Porter, a longtime racial justice activist and now vice chair of the Johnson County Board of Supervisors, said she was falsely accused and treated unfairly by critics on the commission. After Porter resigned as chair, vice chair T’Shailyn Harrington automatically became the chairwoman. Within minutes, commissioners ousted Harrington and elected Mohamed Traore as the new chair.
Harrington resigned, saying meetings had been poorly run and hostile and that she became “collateral damage” due to the infighting between others. Commissioner Tony Currin also resigned, saying the commission needed “a full shutdown and reboot” with changes to improve its oversight and self-governance.
Case, the facilitator, resigned, forfeiting his city contract and complaining the commission had been “set up to fail” without clearer city governance structures.
“In its current condition the commission is doing more harm than good and is unable to chart a path for reconciliation within its own membership, much less the community at large,” the board of the Black Voices Project, a community group which includes Porter, wrote in a letter to the council.
Mayor Teague and some city councilors called for the commission to be temporarily suspended. But some remaining commissioners and activists were incensed, worrying that a suspension would lead to the commission’s demise and arguing the panel could move forward with new leadership until the vacancies are filled.
Traore, the current chairman, said councilors were seeking to exert more control and warned they may face a backlash.
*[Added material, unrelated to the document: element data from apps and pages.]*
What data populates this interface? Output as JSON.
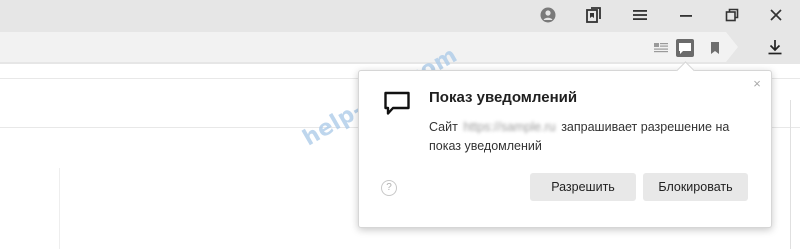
{
  "titlebar": {
    "icons": [
      "profile-icon",
      "bookmarks-manager-icon",
      "menu-icon",
      "minimize-icon",
      "restore-icon",
      "close-icon"
    ]
  },
  "addressbar": {
    "icons": [
      "reader-mode-icon",
      "notification-icon",
      "bookmark-icon",
      "download-icon"
    ]
  },
  "watermark": {
    "text": "help-wifi.com"
  },
  "popup": {
    "title": "Показ уведомлений",
    "body_prefix": "Сайт",
    "domain_blurred": "https://sample.ru",
    "body_suffix": "запрашивает разрешение на показ уведомлений",
    "help_glyph": "?",
    "close_glyph": "×",
    "allow_label": "Разрешить",
    "block_label": "Блокировать"
  },
  "colors": {
    "chrome_bg": "#e6e6e6",
    "omnibox_bg": "#f2f2f2",
    "button_bg": "#e8e8e8",
    "watermark": "#a9c9e8"
  }
}
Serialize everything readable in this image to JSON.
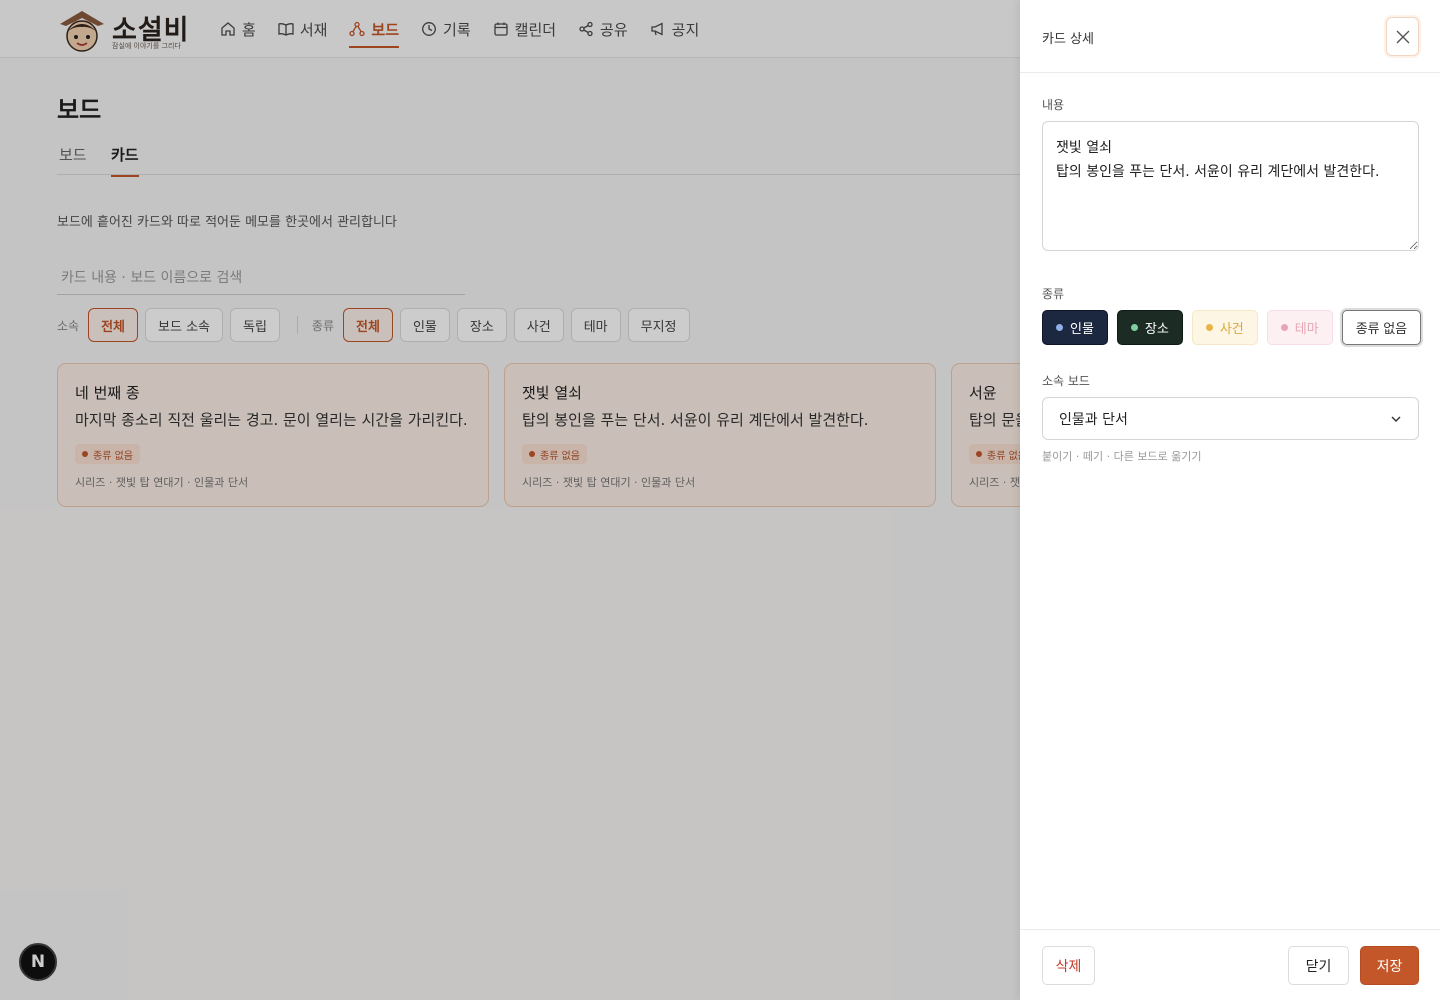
{
  "app": {
    "logo_text": "소설비",
    "logo_sub": "잠실에 이야기를 그리다",
    "nav": [
      {
        "label": "홈",
        "icon": "home-icon"
      },
      {
        "label": "서재",
        "icon": "book-icon"
      },
      {
        "label": "보드",
        "icon": "board-icon",
        "active": true
      },
      {
        "label": "기록",
        "icon": "clock-icon"
      },
      {
        "label": "캘린더",
        "icon": "calendar-icon"
      },
      {
        "label": "공유",
        "icon": "share-icon"
      },
      {
        "label": "공지",
        "icon": "megaphone-icon"
      }
    ]
  },
  "page": {
    "title": "보드",
    "tabs": [
      "보드",
      "카드"
    ],
    "description": "보드에 흩어진 카드와 따로 적어둔 메모를 한곳에서 관리합니다",
    "search_placeholder": "카드 내용 · 보드 이름으로 검색",
    "filters": {
      "group_label": "소속",
      "group_options": [
        "전체",
        "보드 소속",
        "독립"
      ],
      "type_label": "종류",
      "type_options": [
        "전체",
        "인물",
        "장소",
        "사건",
        "테마",
        "무지정"
      ]
    },
    "cards": [
      {
        "title": "네 번째 종",
        "body": "마지막 종소리 직전 울리는 경고. 문이 열리는 시간을 가리킨다.",
        "badge": "종류 없음",
        "meta": "시리즈 · 잿빛 탑 연대기 · 인물과 단서"
      },
      {
        "title": "잿빛 열쇠",
        "body": "탑의 봉인을 푸는 단서. 서윤이 유리 계단에서 발견한다.",
        "badge": "종류 없음",
        "meta": "시리즈 · 잿빛 탑 연대기 · 인물과 단서"
      },
      {
        "title": "서윤",
        "body": "탑의 문을",
        "badge": "종류 없음",
        "meta": "시리즈 · 잿빛"
      }
    ]
  },
  "panel": {
    "title": "카드 상세",
    "content_label": "내용",
    "content_value": "잿빛 열쇠\n탑의 봉인을 푸는 단서. 서윤이 유리 계단에서 발견한다.",
    "type_label": "종류",
    "types": [
      "인물",
      "장소",
      "사건",
      "테마",
      "종류 없음"
    ],
    "selected_type": "종류 없음",
    "board_label": "소속 보드",
    "board_value": "인물과 단서",
    "hint": "붙이기 · 떼기 · 다른 보드로 옮기기",
    "delete_label": "삭제",
    "close_label": "닫기",
    "save_label": "저장"
  },
  "floating": {
    "n_label": "N"
  },
  "colors": {
    "accent": "#c4572a",
    "person": "#1c2740",
    "place": "#1c2c24",
    "event": "#fdf6e4",
    "theme": "#fdf0f3"
  }
}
“Community participation in truth and reconciliation will not and should not be completely on your terms,” he said. “It will be on ours. It will be on the people.”
By RYAN J. FOLEY